BEGIN
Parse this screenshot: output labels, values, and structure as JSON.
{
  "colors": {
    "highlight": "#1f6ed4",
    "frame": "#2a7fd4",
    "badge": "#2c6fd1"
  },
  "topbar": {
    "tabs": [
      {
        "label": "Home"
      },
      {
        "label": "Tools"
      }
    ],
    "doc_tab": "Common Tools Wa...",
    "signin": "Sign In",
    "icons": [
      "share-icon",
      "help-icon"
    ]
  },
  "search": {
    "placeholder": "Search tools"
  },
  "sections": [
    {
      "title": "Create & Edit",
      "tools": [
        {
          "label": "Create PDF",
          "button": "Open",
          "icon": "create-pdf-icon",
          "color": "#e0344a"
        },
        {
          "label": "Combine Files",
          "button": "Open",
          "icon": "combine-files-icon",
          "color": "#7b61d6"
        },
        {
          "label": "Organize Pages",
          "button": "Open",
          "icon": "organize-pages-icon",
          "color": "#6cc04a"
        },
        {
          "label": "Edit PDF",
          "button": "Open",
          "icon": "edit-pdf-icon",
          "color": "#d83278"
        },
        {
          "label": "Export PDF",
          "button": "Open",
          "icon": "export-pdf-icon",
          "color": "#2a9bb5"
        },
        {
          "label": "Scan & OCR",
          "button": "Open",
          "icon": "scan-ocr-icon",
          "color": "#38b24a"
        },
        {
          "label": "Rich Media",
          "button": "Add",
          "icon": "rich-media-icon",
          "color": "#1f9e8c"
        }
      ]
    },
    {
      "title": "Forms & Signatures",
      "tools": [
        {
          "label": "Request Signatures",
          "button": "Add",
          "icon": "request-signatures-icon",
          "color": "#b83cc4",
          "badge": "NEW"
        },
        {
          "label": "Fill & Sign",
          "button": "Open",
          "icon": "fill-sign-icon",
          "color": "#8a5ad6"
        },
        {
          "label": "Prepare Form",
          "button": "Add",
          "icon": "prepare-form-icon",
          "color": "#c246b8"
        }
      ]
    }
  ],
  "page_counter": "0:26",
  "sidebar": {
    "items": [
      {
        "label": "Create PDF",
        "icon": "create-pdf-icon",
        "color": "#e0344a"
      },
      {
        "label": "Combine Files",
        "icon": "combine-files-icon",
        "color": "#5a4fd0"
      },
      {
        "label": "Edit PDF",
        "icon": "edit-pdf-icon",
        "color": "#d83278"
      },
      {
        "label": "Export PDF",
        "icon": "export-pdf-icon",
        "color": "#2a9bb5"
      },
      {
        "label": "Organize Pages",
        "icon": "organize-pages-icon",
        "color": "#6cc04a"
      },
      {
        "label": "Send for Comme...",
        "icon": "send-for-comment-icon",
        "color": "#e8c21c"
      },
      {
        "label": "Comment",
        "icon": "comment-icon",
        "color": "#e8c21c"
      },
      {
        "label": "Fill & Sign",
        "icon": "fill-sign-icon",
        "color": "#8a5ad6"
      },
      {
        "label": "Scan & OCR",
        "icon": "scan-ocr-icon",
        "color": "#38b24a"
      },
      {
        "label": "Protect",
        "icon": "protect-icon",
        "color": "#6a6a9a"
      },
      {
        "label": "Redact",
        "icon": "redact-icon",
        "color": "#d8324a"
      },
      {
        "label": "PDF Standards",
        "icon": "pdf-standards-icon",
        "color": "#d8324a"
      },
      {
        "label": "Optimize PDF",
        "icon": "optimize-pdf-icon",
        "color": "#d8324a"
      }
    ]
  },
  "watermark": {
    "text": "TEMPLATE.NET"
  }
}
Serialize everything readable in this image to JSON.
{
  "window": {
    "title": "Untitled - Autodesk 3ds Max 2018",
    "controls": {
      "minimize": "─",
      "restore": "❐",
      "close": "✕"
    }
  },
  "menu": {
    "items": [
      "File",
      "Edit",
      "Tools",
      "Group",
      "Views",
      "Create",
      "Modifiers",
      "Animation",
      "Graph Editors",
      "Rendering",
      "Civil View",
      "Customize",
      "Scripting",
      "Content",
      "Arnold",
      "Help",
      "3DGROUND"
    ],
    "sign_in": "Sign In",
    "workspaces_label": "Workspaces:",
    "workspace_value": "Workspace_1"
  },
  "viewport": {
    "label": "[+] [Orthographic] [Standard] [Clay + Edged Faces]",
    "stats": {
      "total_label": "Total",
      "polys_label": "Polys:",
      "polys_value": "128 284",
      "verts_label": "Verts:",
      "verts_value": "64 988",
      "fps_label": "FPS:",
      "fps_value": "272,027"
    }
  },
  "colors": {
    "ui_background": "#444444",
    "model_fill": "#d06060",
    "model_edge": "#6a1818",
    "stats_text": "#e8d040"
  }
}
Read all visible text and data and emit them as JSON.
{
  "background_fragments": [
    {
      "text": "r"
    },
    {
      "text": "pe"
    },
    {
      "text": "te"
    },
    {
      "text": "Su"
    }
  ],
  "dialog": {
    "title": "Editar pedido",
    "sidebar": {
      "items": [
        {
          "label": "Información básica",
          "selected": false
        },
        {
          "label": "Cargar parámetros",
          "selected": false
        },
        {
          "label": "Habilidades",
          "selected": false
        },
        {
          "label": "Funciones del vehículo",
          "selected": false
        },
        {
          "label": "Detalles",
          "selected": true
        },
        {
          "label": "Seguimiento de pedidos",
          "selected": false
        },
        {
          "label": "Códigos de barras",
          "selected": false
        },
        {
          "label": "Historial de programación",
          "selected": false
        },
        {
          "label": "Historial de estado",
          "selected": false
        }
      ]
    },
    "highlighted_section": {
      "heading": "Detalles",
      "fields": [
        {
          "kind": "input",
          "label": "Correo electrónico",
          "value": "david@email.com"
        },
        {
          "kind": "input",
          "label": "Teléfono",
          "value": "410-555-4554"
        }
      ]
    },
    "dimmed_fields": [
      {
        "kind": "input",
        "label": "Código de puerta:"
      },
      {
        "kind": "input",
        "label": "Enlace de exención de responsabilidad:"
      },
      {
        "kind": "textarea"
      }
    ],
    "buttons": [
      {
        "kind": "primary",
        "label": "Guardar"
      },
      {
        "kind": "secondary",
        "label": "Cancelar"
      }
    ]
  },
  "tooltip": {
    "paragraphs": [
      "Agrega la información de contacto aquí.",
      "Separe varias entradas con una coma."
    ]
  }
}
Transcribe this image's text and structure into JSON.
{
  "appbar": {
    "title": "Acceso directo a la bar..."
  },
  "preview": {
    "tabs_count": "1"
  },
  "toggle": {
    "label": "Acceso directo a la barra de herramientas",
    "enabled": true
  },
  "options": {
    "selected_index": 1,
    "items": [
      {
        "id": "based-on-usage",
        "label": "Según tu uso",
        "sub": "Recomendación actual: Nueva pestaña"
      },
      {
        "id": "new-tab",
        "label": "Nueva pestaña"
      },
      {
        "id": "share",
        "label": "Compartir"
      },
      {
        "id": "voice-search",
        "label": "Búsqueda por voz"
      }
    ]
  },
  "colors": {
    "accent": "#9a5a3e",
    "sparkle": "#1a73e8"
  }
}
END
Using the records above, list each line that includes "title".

## Exercise answer
      "title": "Create & Edit",
      "title": "Forms & Signatures",
    "title": "Untitled - Autodesk 3ds Max 2018",
    "title": "Editar pedido",
    "title": "Acceso directo a la bar..."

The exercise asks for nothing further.